Why some women will have to wait to get their full state pension

WASPI (Women against state pension age inequality) have led protests against changed to state pension age
WASPI (Women against state pension age inequality) have led protests against changed to state pension age
Promoted by Cazenove Capital

With the age at which people can claim state pension in the UK gradually increasing, many individuals will have to work longer than they would have expected at the outset of their career.

And women in particular could be facing financial hardship as a result of a “birth date pensions lottery”.

For generations, men have been able to access their state pension at the age of 65, while women received their entitlement at 60. But this has changed due to equalisation with both men and women set to receive their pension at 65 and the age for everyone gradually rising in the coming years.

While most people have welcomed equalisation, there is concern about the ‘birth date pensions lottery’ which means a lot of women born in the 1950s could be placed in a financially vulnerable position,

This is as a result of then-Chancellor George Osborne in 2011 announcing that the timing of legislation drawn up by earlier Conservative and Labour Governments to increase the pension age was being brought forward.

Bob Hair, wealth planning director and head of Edinburgh office at Cazenove Capital, explains the “birth date lottery” for women born in the 1950s.

He says: “If you’re a woman who happened to have been born in 1954, you’re now retiring aged 65, eight months and five days. That means you’re not retiring until 2020 which is six years later as a result of the equalisation. That’s why it’s a birth date lottery.

“A lot of women in their 60s today will not necessarily have worked for their entire career or have been in full-time employment, for example due to child care commitments, so will not be entitled to a full state pension and now they will have to wait longer for it.”

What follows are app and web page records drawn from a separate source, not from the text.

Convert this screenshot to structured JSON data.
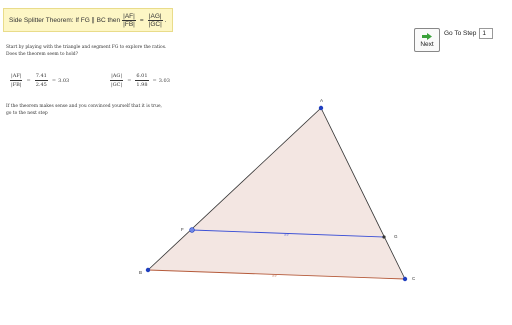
{
  "title_bar": {
    "prefix": "Side Splitter Theorem: If FG ∥ BC then",
    "frac1_num": "|AF|",
    "frac1_den": "|FB|",
    "eq": "=",
    "frac2_num": "|AG|",
    "frac2_den": "|GC|",
    "suffix": "."
  },
  "intro": {
    "line1": "Start by playing with the triangle and segment FG to explore the ratios.",
    "line2": "Does the theorem seem to hold?"
  },
  "ratio_left": {
    "num": "|AF|",
    "den": "|FB|",
    "num_val": "7.41",
    "den_val": "2.45",
    "result": "3.03"
  },
  "ratio_right": {
    "num": "|AG|",
    "den": "|GC|",
    "num_val": "6.01",
    "den_val": "1.98",
    "result": "3.03"
  },
  "followup": {
    "line1": "If the theorem makes sense and you convinced yourself that it is true,",
    "line2": "go to the next step"
  },
  "controls": {
    "next_label": "Next",
    "goto_label": "Go To Step",
    "step_value": "1"
  },
  "points": {
    "A": "A",
    "B": "B",
    "C": "C",
    "F": "F",
    "G": "G"
  },
  "colors": {
    "triangle_fill": "#f3e6e2",
    "triangle_edge": "#333333",
    "bc_edge": "#b55a3a",
    "fg_line": "#3a4fd6",
    "point": "#1f3fbf",
    "next_arrow": "#3aa13a"
  }
}
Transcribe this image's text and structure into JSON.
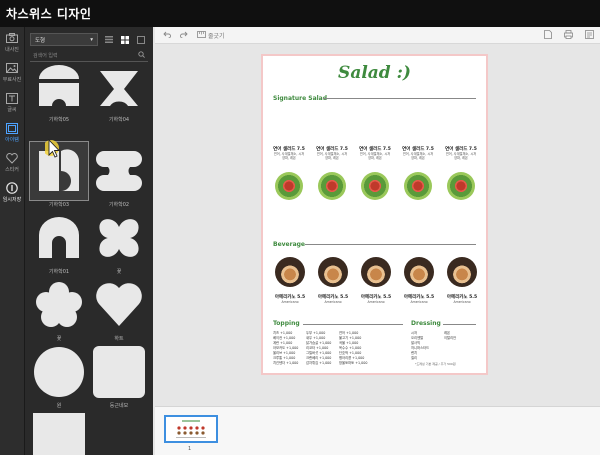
{
  "app": {
    "title": "차스위스 디자인"
  },
  "rail": {
    "items": [
      {
        "label": "내사진"
      },
      {
        "label": "무료사진"
      },
      {
        "label": "글씨"
      },
      {
        "label": "아이템"
      },
      {
        "label": "스티커"
      },
      {
        "label": "임시저장"
      }
    ]
  },
  "panel": {
    "category": "도형",
    "search_placeholder": "검색어 입력",
    "shapes": [
      {
        "label": "기하학05"
      },
      {
        "label": "기하학04"
      },
      {
        "label": "기하학03"
      },
      {
        "label": "기하학02"
      },
      {
        "label": "기하학01"
      },
      {
        "label": "꽃"
      },
      {
        "label": "꽃"
      },
      {
        "label": "하트"
      },
      {
        "label": "원"
      },
      {
        "label": "둥근네모"
      },
      {
        "label": "네모"
      }
    ]
  },
  "toolbar": {
    "align_label": "줄긋기"
  },
  "menu": {
    "title": "Salad :)",
    "signature": {
      "title": "Signature Salad",
      "items": [
        {
          "name": "연어 샐러드 7.5",
          "desc1": "연어, 사계절채소, 시저",
          "desc2": "양파, 레몬"
        },
        {
          "name": "연어 샐러드 7.5",
          "desc1": "연어, 사계절채소, 시저",
          "desc2": "양파, 레몬"
        },
        {
          "name": "연어 샐러드 7.5",
          "desc1": "연어, 사계절채소, 시저",
          "desc2": "양파, 레몬"
        },
        {
          "name": "연어 샐러드 7.5",
          "desc1": "연어, 사계절채소, 시저",
          "desc2": "양파, 레몬"
        },
        {
          "name": "연어 샐러드 7.5",
          "desc1": "연어, 사계절채소, 시저",
          "desc2": "양파, 레몬"
        }
      ]
    },
    "beverage": {
      "title": "Beverage",
      "items": [
        {
          "name": "아메리카노 5.5",
          "desc": "Americano"
        },
        {
          "name": "아메리카노 5.5",
          "desc": "Americano"
        },
        {
          "name": "아메리카노 5.5",
          "desc": "Americano"
        },
        {
          "name": "아메리카노 5.5",
          "desc": "Americano"
        },
        {
          "name": "아메리카노 5.5",
          "desc": "Americano"
        }
      ]
    },
    "topping": {
      "title": "Topping",
      "col1": [
        "치즈 +1,000",
        "베이컨 +1,000",
        "계란 +1,000",
        "아보카도 +1,000",
        "올리브 +1,000",
        "크루통 +1,000",
        "치킨텐더 +1,000"
      ],
      "col2": [
        "두부 +1,000",
        "새우 +1,000",
        "닭가슴살 +1,000",
        "리코타 +1,000",
        "그릴버섯 +1,000",
        "크랜베리 +1,000",
        "감자튀김 +1,000"
      ],
      "col3": [
        "연어 +1,000",
        "불고기 +1,000",
        "곡물 +1,000",
        "옥수수 +1,000",
        "단호박 +1,000",
        "병아리콩 +1,000",
        "방울토마토 +1,000"
      ]
    },
    "dressing": {
      "title": "Dressing",
      "col1": [
        "시저",
        "오리엔탈",
        "발사믹",
        "허니머스타드",
        "렌치",
        "칠리"
      ],
      "col2": [
        "레몬",
        "이탈리안"
      ],
      "note": "*드레싱 기본 제공 / 추가 500원"
    }
  },
  "pages": {
    "current": "1"
  }
}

Millions of women got little notice of the higher pension age being introduced earlier. While the Women Against State Pension Inequality (WASPI) voluntary organisation launched in 2015 agrees with equalisation it is campaigning against how it was introduced. In particular, it has concerns over the lack of notice given to women that they would need to wait longer for their pension.

WASPI wants a ‘bridging’ pension to provide an income to fill the gap and compensation for losses for those who have already reached state pension age.

Susan Beevers of WASPI says: “Some 3.8 million women were affected by a lack of notice of the increase in the state pension age and about half a million women never received any notification. Women tend to be more reliant than men on state pensions – they might have worked part time – and the financial impact of these changes on women is significant.

She says WASPI is making excellent progress with many MPs on board, but the government is taking a long time to react and the complaints process is slow.

According to Hair, women might have to continue to work for longer or save harder to raise capital to fill the gap before their state pension kicks in. He advises women to check their state pension entitlement to see if it is worth topping up their National Insurance record to get the full amount.

He also says that people approaching retirement should not regard it as too late to set-up a personal pension as it could be beneficial in terms of income tax.

The first 25 per cent of pension money can be drawn tax free.

He says: “State pension can be a really valuable building block so don’t forget about it. Get a forecast so you know where you stand, when your pension is payable, whether there is anything you can do to top it up and whether you can delay claiming your pension.

“It’s quite a big jump if you don’t take your pension from one year to the next. You can actually roll it over and that can be quite attractive in certain circumstances.”